Segment Start: Extracted material

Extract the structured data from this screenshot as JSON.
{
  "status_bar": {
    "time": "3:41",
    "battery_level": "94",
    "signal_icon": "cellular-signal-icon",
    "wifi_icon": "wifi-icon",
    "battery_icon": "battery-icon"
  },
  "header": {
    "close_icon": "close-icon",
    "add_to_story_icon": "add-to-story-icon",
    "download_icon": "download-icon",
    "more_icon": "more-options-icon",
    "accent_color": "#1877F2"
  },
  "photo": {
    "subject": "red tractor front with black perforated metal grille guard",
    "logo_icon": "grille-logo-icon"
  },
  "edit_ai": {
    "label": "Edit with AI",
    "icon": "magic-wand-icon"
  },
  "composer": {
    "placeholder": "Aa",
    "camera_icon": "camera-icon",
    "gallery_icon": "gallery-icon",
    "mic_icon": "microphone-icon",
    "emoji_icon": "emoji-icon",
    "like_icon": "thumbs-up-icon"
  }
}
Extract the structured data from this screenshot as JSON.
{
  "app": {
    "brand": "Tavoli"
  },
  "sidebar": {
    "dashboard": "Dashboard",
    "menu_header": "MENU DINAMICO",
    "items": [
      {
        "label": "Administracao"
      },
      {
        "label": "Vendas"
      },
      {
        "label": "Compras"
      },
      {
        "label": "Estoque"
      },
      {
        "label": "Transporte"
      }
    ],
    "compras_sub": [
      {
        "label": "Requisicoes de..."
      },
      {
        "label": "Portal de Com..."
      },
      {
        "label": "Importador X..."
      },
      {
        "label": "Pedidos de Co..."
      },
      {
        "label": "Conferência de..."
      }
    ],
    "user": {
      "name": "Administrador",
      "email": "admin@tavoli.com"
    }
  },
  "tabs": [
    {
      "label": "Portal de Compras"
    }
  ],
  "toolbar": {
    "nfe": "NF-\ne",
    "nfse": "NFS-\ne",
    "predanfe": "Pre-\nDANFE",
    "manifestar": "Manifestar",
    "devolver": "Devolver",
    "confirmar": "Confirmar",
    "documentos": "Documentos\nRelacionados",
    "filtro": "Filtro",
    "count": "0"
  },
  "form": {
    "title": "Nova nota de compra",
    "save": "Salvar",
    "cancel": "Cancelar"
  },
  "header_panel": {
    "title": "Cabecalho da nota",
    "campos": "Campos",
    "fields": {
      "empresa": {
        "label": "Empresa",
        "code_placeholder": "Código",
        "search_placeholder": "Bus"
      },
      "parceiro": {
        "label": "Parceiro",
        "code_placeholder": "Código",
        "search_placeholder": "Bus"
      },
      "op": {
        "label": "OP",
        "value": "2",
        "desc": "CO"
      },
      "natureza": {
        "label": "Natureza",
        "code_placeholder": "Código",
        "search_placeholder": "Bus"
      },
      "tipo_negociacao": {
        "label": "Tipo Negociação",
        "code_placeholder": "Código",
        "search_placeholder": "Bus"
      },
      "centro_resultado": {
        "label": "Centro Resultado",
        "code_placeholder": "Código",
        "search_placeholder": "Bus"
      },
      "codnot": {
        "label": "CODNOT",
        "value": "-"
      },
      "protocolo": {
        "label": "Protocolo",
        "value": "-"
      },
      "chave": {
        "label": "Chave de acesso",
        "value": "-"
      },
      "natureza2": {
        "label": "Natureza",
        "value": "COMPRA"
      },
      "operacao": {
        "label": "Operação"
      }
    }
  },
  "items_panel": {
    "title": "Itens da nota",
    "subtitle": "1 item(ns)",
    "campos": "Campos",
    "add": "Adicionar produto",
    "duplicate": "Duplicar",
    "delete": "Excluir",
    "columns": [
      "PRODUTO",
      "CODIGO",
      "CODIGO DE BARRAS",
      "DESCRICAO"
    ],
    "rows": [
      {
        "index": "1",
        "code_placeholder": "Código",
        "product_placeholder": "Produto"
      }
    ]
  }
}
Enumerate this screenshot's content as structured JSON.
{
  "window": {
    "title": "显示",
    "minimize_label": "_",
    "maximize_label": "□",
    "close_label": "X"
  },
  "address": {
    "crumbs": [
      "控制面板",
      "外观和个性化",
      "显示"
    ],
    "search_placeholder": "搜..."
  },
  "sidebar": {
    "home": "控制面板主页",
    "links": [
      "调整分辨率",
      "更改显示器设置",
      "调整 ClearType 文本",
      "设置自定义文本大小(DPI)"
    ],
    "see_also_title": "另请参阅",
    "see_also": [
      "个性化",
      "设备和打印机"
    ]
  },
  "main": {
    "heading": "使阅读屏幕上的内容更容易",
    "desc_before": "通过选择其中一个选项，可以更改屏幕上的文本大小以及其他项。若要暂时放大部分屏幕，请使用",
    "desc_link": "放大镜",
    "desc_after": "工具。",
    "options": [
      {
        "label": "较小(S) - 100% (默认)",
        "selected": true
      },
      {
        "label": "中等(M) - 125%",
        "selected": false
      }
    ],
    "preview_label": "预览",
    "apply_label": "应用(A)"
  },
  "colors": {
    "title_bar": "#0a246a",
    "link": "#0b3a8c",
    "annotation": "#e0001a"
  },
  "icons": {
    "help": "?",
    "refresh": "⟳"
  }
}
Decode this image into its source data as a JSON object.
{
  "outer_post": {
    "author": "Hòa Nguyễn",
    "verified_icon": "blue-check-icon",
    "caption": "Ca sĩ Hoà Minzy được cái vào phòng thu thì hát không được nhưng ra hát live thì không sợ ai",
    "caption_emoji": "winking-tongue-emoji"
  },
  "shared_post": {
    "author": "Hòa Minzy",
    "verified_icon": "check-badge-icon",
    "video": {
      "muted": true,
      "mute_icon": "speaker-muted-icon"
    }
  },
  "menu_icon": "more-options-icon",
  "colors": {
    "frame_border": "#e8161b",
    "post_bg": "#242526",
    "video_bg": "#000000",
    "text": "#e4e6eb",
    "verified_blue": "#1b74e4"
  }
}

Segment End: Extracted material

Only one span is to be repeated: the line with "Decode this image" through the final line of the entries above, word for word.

# Exercise response
Decode this image into its source data as a JSON object.
{
  "outer_post": {
    "author": "Hòa Nguyễn",
    "verified_icon": "blue-check-icon",
    "caption": "Ca sĩ Hoà Minzy được cái vào phòng thu thì hát không được nhưng ra hát live thì không sợ ai",
    "caption_emoji": "winking-tongue-emoji"
  },
  "shared_post": {
    "author": "Hòa Minzy",
    "verified_icon": "check-badge-icon",
    "video": {
      "muted": true,
      "mute_icon": "speaker-muted-icon"
    }
  },
  "menu_icon": "more-options-icon",
  "colors": {
    "frame_border": "#e8161b",
    "post_bg": "#242526",
    "video_bg": "#000000",
    "text": "#e4e6eb",
    "verified_blue": "#1b74e4"
  }
}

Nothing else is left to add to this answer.